(Web page and app entries)
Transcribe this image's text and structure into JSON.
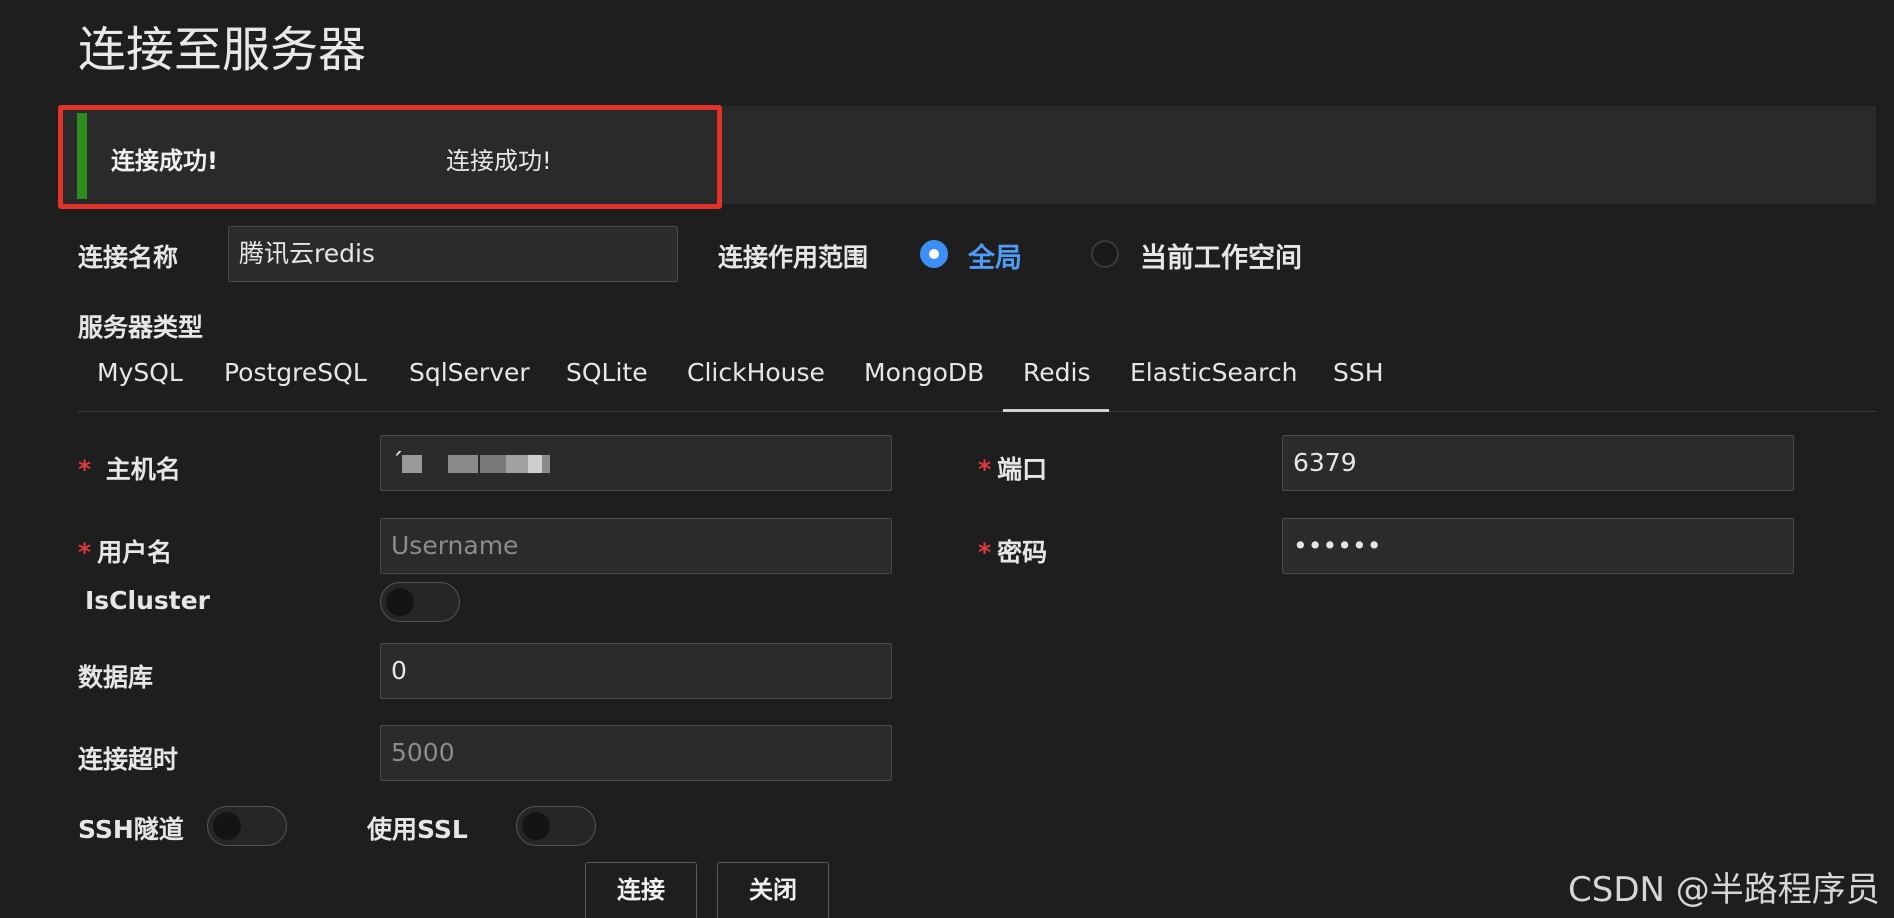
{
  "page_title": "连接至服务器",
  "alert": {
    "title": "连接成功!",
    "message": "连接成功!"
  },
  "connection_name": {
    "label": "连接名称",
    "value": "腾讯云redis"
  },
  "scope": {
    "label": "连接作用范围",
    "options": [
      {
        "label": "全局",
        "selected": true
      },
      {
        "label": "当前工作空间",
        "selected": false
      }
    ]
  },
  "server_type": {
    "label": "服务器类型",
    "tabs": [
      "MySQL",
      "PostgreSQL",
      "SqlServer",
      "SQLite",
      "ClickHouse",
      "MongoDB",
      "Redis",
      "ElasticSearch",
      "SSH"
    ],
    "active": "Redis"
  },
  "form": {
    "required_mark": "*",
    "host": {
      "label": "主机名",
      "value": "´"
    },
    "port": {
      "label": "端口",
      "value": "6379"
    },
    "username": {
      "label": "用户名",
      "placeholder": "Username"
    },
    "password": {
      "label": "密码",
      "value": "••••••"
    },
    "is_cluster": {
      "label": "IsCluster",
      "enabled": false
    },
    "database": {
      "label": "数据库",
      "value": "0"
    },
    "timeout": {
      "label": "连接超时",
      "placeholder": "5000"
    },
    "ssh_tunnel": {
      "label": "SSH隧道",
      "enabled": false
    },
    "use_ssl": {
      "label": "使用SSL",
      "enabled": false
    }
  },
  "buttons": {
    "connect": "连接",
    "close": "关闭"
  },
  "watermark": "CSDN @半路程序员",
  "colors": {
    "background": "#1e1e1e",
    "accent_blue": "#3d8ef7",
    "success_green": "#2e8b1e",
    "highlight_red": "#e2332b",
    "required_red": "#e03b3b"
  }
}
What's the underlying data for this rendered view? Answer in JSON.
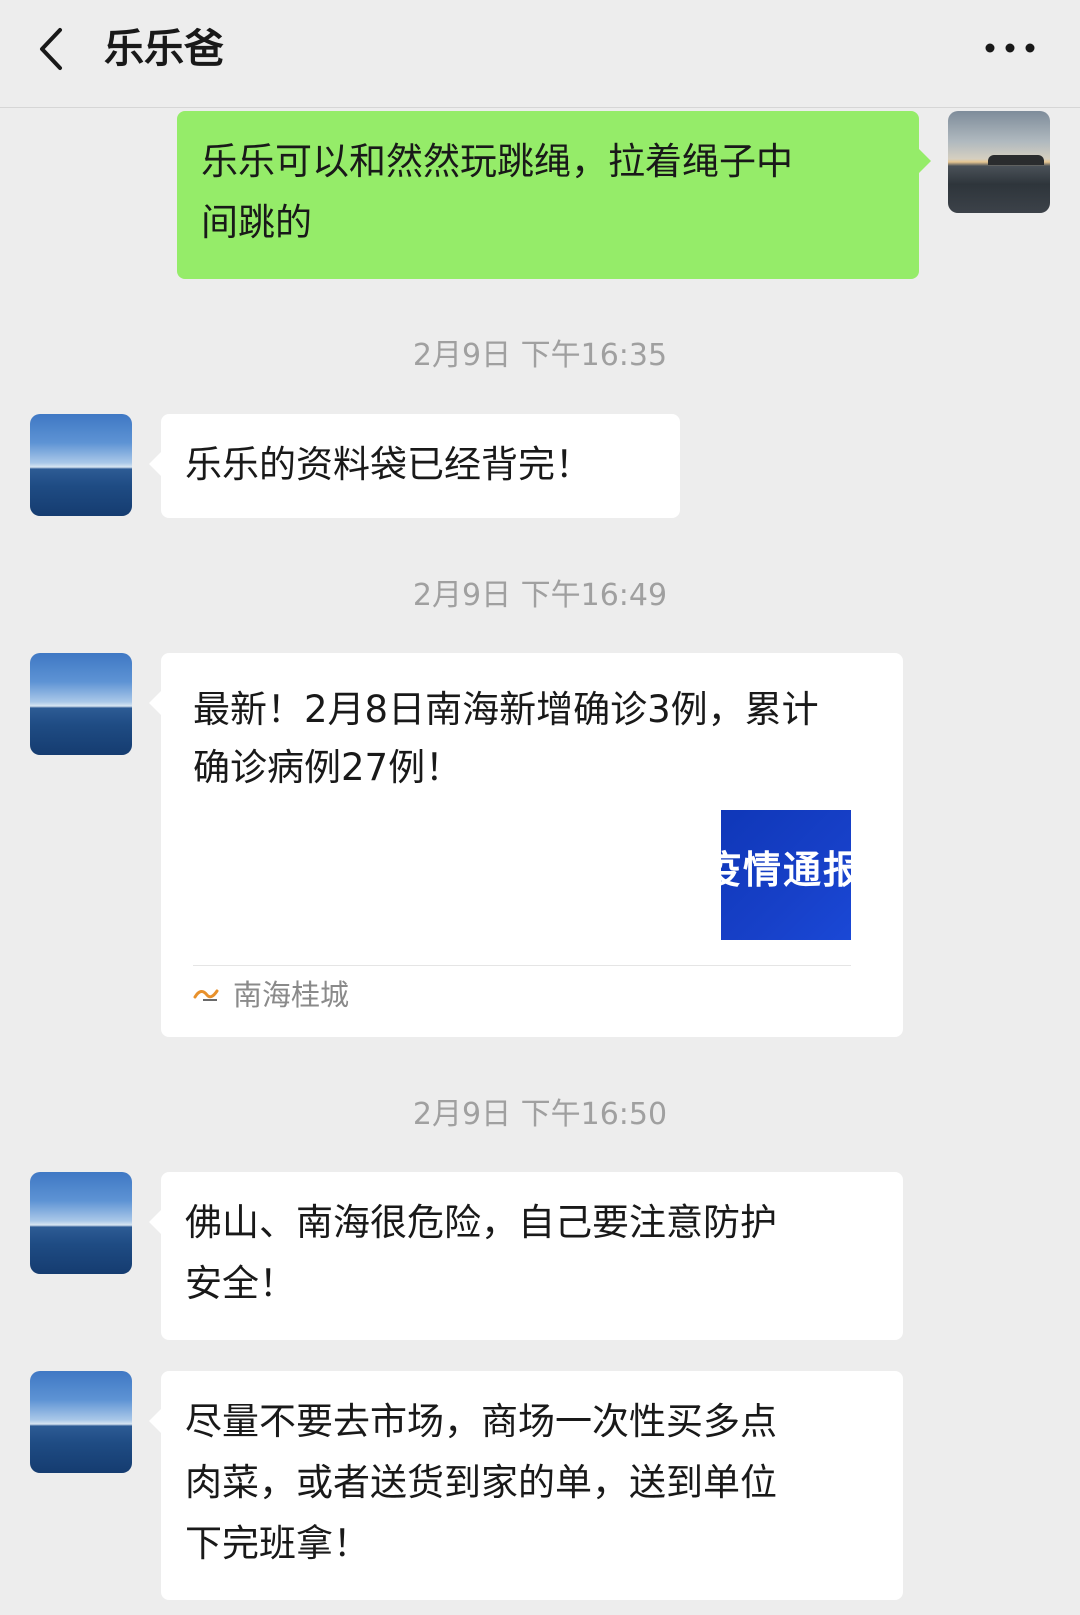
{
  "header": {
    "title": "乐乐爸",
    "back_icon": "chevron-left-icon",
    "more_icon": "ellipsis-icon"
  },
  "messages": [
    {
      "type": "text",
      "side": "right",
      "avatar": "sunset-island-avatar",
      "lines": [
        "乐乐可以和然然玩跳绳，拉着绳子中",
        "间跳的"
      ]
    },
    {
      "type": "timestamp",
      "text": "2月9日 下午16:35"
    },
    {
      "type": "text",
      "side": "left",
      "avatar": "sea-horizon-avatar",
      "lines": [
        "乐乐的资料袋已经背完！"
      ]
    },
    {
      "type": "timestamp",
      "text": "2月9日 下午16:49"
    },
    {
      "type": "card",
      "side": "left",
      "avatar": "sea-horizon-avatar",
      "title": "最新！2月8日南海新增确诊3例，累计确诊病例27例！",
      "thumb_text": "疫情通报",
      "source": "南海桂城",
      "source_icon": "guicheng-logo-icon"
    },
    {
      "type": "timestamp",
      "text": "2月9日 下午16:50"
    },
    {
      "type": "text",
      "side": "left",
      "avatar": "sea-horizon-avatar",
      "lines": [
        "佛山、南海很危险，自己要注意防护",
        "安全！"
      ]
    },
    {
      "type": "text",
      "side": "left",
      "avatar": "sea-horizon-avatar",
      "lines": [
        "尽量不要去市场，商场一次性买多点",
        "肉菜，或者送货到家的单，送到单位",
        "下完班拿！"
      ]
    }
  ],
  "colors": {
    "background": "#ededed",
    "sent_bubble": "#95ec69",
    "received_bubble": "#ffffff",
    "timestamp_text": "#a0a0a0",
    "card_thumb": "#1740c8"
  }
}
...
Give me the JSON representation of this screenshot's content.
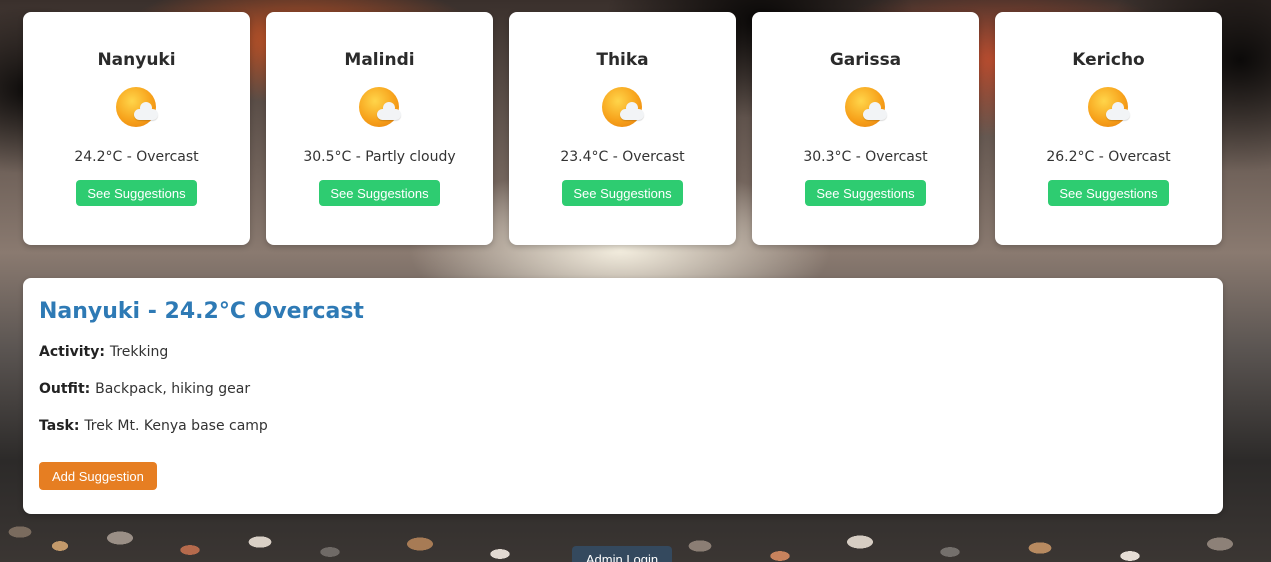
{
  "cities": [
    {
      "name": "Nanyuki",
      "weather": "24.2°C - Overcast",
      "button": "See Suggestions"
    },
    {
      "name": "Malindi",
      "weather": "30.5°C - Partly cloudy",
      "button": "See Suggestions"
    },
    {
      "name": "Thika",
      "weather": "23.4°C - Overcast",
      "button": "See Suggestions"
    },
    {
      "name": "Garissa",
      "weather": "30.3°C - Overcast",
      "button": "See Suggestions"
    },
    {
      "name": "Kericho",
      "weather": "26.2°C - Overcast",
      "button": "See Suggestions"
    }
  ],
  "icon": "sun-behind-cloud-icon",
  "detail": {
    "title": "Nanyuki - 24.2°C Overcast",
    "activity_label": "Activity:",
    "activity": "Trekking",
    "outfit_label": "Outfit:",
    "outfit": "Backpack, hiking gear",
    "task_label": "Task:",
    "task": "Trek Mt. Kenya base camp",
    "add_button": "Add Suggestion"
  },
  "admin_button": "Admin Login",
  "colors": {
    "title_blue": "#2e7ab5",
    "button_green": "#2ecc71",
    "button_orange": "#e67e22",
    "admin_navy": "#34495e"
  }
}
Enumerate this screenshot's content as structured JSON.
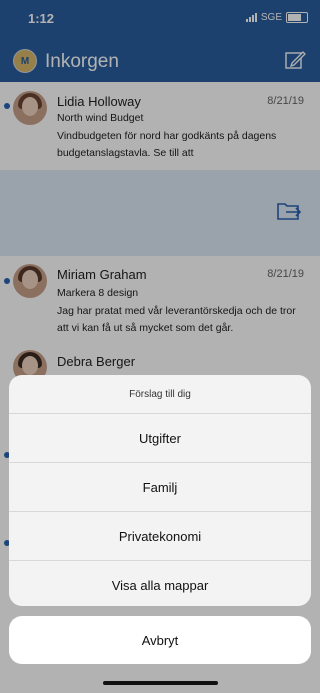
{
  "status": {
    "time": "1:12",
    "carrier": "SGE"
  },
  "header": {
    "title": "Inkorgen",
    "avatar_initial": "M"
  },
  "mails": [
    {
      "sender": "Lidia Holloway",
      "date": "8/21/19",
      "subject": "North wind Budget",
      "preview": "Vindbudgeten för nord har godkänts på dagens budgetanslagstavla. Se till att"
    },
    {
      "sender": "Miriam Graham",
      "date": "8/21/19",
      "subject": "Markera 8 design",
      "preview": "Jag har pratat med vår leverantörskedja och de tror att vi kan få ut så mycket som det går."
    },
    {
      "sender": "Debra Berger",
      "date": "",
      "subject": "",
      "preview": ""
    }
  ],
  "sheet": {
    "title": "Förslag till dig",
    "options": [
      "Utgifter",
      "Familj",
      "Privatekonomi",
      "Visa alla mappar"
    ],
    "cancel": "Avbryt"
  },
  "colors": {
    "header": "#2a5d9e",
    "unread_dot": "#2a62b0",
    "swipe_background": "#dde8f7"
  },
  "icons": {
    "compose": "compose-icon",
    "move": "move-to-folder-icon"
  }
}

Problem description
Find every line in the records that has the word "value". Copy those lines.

Solution for this exercise
    "value": "腾讯云redis"
      "value": "´"
      "value": "6379"
      "value": "••••••"
      "value": "0"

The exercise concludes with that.